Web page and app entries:
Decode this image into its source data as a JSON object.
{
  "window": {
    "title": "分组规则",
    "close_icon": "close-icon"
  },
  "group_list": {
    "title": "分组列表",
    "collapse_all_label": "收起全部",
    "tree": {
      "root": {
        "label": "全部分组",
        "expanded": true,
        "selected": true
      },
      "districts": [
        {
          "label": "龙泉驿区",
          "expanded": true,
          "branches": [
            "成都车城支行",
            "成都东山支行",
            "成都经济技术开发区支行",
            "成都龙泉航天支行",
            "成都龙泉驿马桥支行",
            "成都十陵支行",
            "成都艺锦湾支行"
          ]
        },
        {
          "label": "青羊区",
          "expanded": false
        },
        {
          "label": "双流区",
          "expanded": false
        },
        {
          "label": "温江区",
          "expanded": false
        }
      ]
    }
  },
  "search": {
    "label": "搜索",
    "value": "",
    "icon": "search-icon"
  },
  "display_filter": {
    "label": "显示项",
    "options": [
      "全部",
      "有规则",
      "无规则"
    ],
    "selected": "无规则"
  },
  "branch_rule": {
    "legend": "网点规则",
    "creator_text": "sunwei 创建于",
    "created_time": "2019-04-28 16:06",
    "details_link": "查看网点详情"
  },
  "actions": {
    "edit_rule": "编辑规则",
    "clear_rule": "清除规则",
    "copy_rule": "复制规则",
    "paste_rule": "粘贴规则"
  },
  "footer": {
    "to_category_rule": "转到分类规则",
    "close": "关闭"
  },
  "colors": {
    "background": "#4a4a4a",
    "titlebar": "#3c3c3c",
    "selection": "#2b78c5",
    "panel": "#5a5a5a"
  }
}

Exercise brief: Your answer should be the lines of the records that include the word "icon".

Reply to the exercise:
    "close_icon": "close-icon"
    "icon": "search-icon"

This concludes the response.